The intimate connection between mind and body has gradually become more broadly accepted in Western medicine over the past few decades. Today, it is no longer considered radical for a patient to incorporate a mind–body intervention into a treatment plan to complement “traditional” medical approaches for healing. This shift in medical mindset was highly influenced by the work of Jon Kabat-Zinn and colleagues, and the mindfulness-based stress reduction (MBSR) program in particular.
MBSR is an 8-week standardized program that teaches participants mindfulness practice, or the act of being in the moment. Through mindfulness practice, participants come to identify automatic reactions and reflexive thoughts occurring in response to external and internal events. Empirical data indicate that MBSR participants experience enhanced psychosocial and physical functioning.1–4
Specific psychosocial improvements include improved quality of life and reductions in psychologic distress.4,5
Indeed, meta-analyses of MBSR studies concluded that MBSR is associated with robust effects on psychosocial well-being across studies of patients with a wide range of health conditions and disorders.1,6
For example, it has been demonstrated that mindfulness training can be helpful in reducing the stress that accompanies cancer diagnosis and treatment.7
Given that stress is associated with immune dysregulation,8
it has been proposed that participation in MBSR can lead to not only decreased stress,1
but also enhanced immune functioning. Findings from a variety of studies provide evidence for the existence of a stress-immunity pathway.9–13
Psychologic stress may lead to changes in immune functioning via two pathways: (1) through the central nervous system with the activation of the sympathetic nervous system; or (2) through neuroendocrine-immune pathways (i.e., the release of hormones).14
Indeed, a number of studies have shown that psychologic responses to stressful events can produce immunologic changes in both healthy and patient populations.15–17
For example, significant declines in natural killer (NK) cell numbers and activity have been observed during periods of high stress (e.g., marital conflict18,19
). Stress-related alterations in immune functioning have also been observed among patients undergoing diagnosis of,20
and treatment for,21
cancer.
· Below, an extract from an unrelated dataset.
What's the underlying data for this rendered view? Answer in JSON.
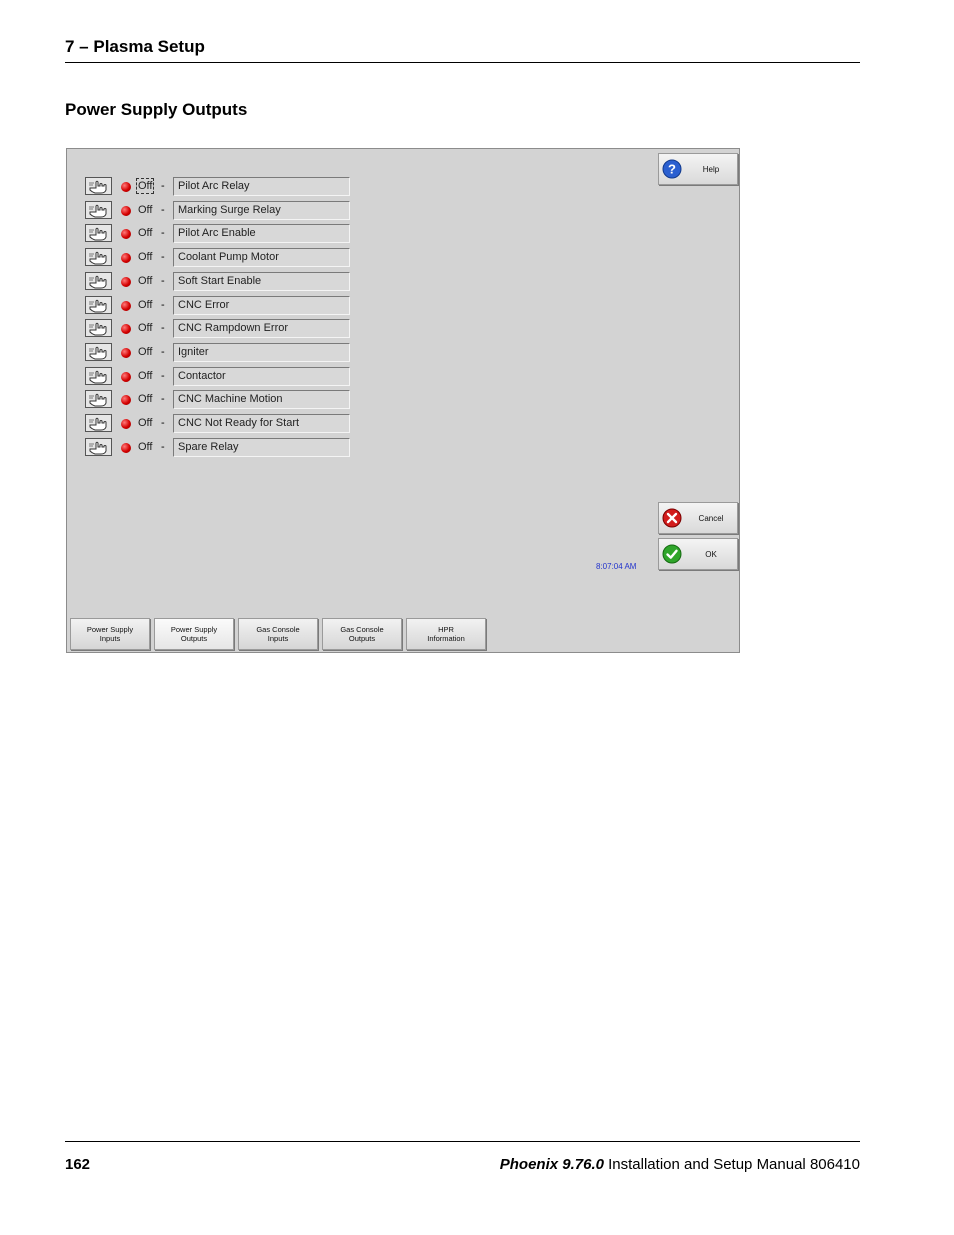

Among breast cancer patients undergoing surgical treatment, self-reported levels of stress were associated with immune downregulation, including reduced NK cell cytotoxicity, even after controlling for potential confounding variables such as patient age and disease stage.21
Therefore, based on the body of work demonstrating a stress-immune pathway, interruption of the stress-response (through mindfulness practice) could potentially have physiologic implications for immune functioning. Guided by a psychoneuroimmunologic framework that proposes that psychosocial factors may influence immunologic outcomes via sympathetic nervous system and neuroendocrine pathways,22
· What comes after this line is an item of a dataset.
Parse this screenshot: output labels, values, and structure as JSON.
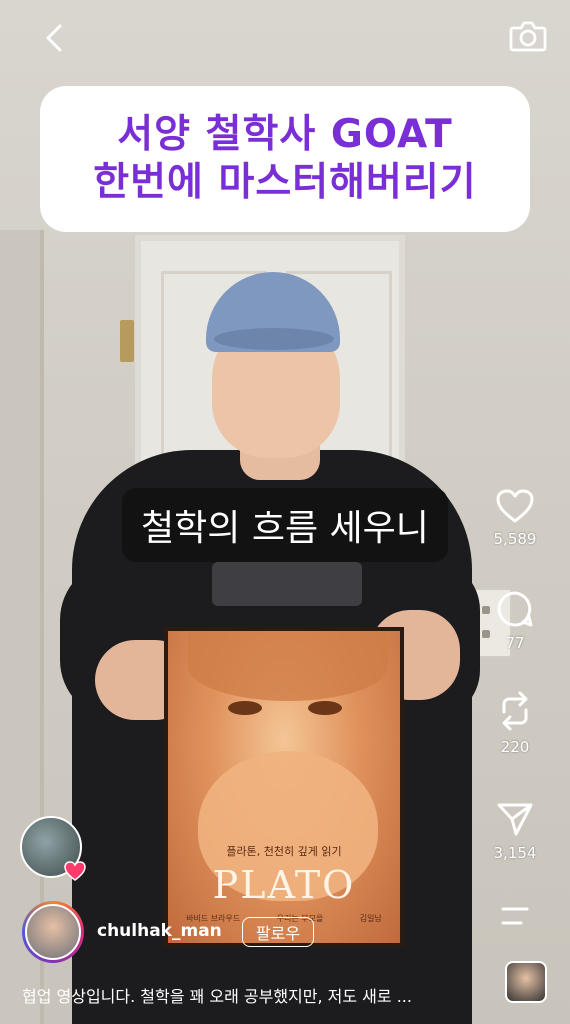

it is proposed that changes in psychologic well-being are likely to be associated with corresponding changes in immunologic functioning.
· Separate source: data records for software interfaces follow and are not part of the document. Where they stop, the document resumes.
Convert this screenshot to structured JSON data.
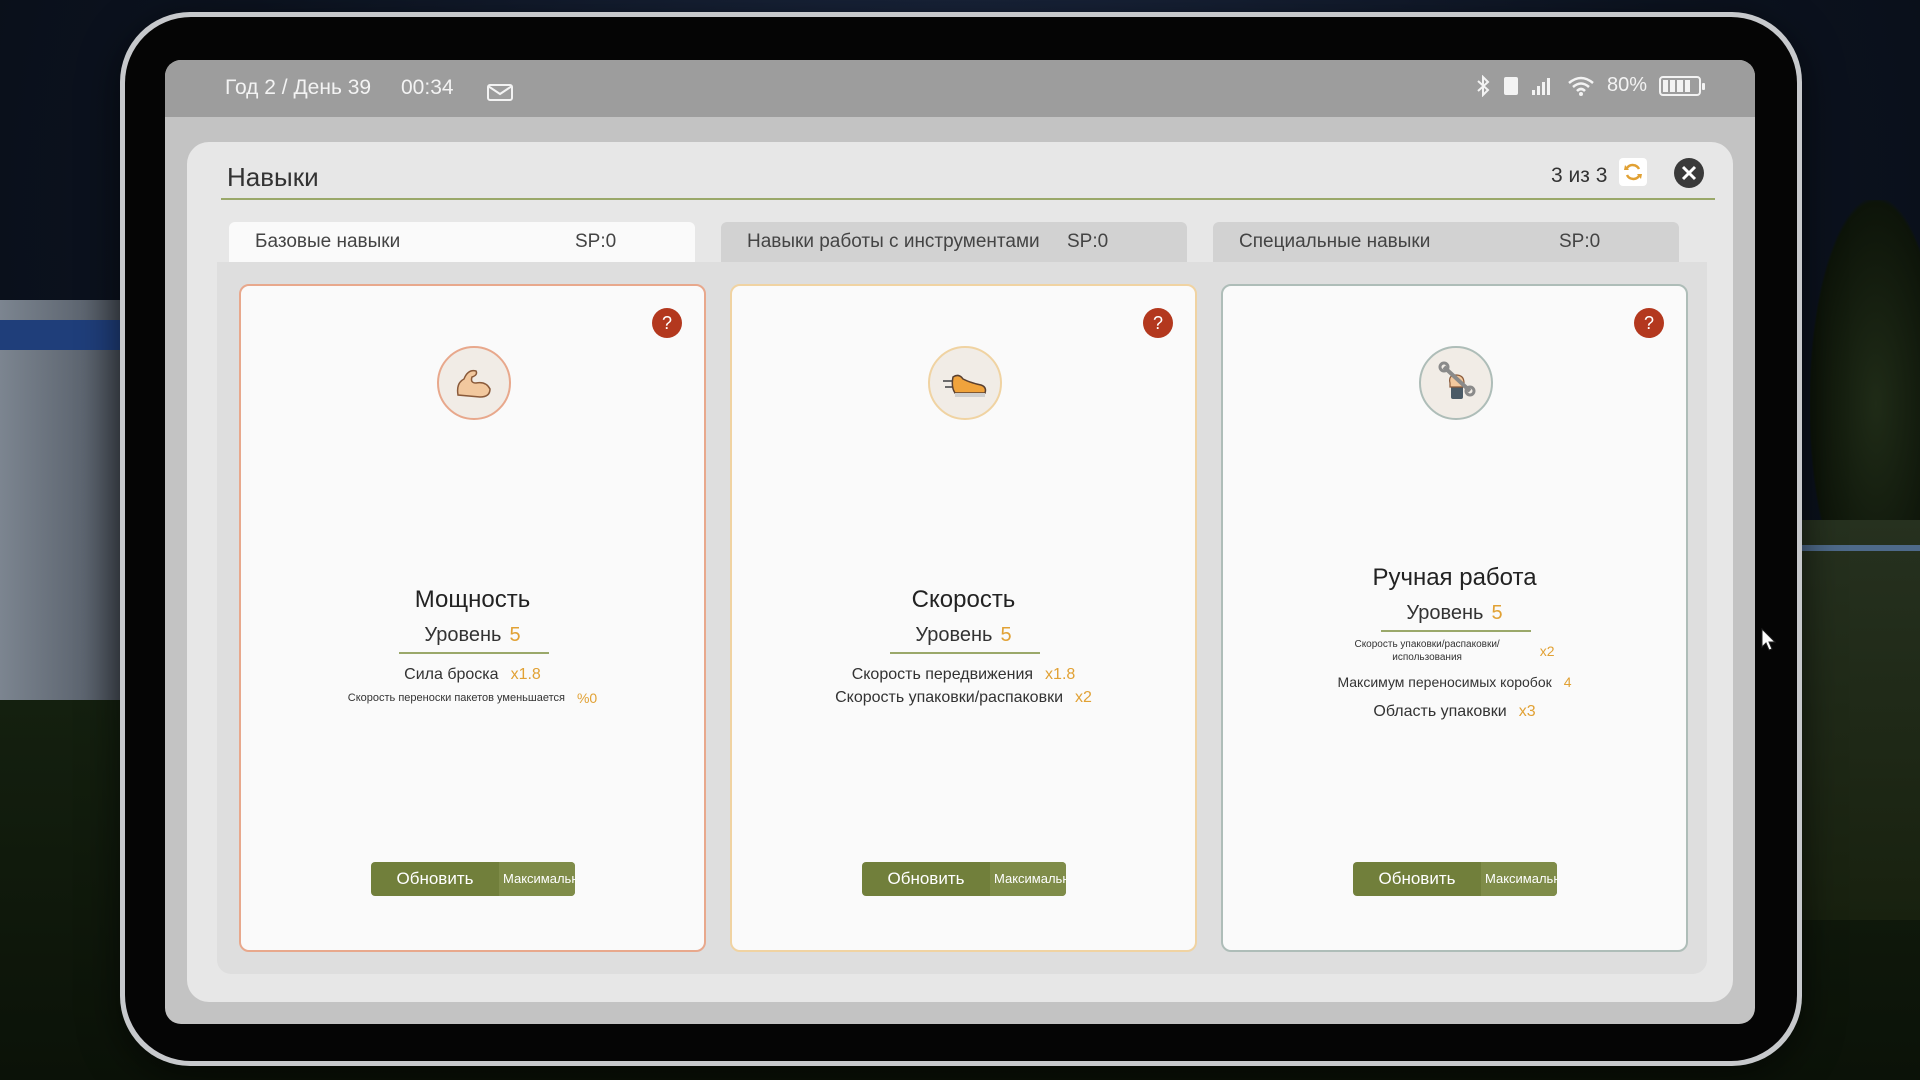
{
  "status_bar": {
    "date": "Год 2 / День 39",
    "time": "00:34",
    "battery": "80%",
    "icons": [
      "mail-icon",
      "bluetooth-icon",
      "sim-icon",
      "signal-icon",
      "wifi-icon",
      "battery-icon"
    ]
  },
  "window": {
    "title": "Навыки",
    "page_count": "3 из 3",
    "close_icon": "close-icon",
    "refresh_icon": "refresh-icon"
  },
  "tabs": [
    {
      "label": "Базовые навыки",
      "sp": "SP:0",
      "active": true
    },
    {
      "label": "Навыки работы с инструментами",
      "sp": "SP:0",
      "active": false
    },
    {
      "label": "Специальные навыки",
      "sp": "SP:0",
      "active": false
    }
  ],
  "cards": [
    {
      "icon": "flexed-arm-icon",
      "name": "Мощность",
      "level_label": "Уровень",
      "level": "5",
      "stats": [
        {
          "label": "Сила броска",
          "value": "x1.8"
        },
        {
          "label": "Скорость переноски пакетов уменьшается",
          "value": "%0"
        }
      ],
      "upgrade_label": "Обновить",
      "max_label": "Максимальный"
    },
    {
      "icon": "running-shoe-icon",
      "name": "Скорость",
      "level_label": "Уровень",
      "level": "5",
      "stats": [
        {
          "label": "Скорость передвижения",
          "value": "x1.8"
        },
        {
          "label": "Скорость упаковки/распаковки",
          "value": "x2"
        }
      ],
      "upgrade_label": "Обновить",
      "max_label": "Максимальный"
    },
    {
      "icon": "wrench-hand-icon",
      "name": "Ручная работа",
      "level_label": "Уровень",
      "level": "5",
      "stats": [
        {
          "label": "Скорость упаковки/распаковки/",
          "label2": "использования",
          "value": "x2"
        },
        {
          "label": "Максимум переносимых коробок",
          "value": "4"
        },
        {
          "label": "Область упаковки",
          "value": "x3"
        }
      ],
      "upgrade_label": "Обновить",
      "max_label": "Максимальный"
    }
  ],
  "colors": {
    "accent_olive": "#717f3b",
    "value_orange": "#e1a134",
    "help_red": "#b3381e"
  }
}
At present, few studies have directly examined the association between change in psychosocial well-being and immune parameters following MBSR. Several studies have reported improved immune functioning among MBSR participants, but these same studies either showed no association between immune functioning and psychosocial well-being post-MBSR7,23
or failed to assess this relationship.24
For example, significant improvements in quality of life and stress symptoms as well as a general shift away from a proinflammatory (or Th1) response to an anti-inflammatory (Th2) type response were identified among breast and prostate cancer patients following participation in MBSR.7,25
Moreover, significant increases in immunologic functioning (i.e., NK cell activity) were also reported among HIV+ patients following participation in MBSR.23
An association between immune functioning and psychosocial well-being was not identified in either study. Furthermore, recent research by Witek-Janusek and colleagues24
showed a re-establishment of NK cell activity and cytokine production levels over time as well as reductions in cortisol levels among 75 early-stage breast cancer patients participating in MBSR compared to non-MBSR controls. However, the relationship between immune functioning and psychosocial well-being was not assessed.
Thus, we conducted a pilot study to examine whether improvement in psychosocial well-being is associated with enhanced immune functioning among a heterogeneous patient population participating in a MBSR program. Specifically, it was hypothesized that immunologic changes would most likely be observed among the MBSR participants who showed improvement in psychosocial functioning.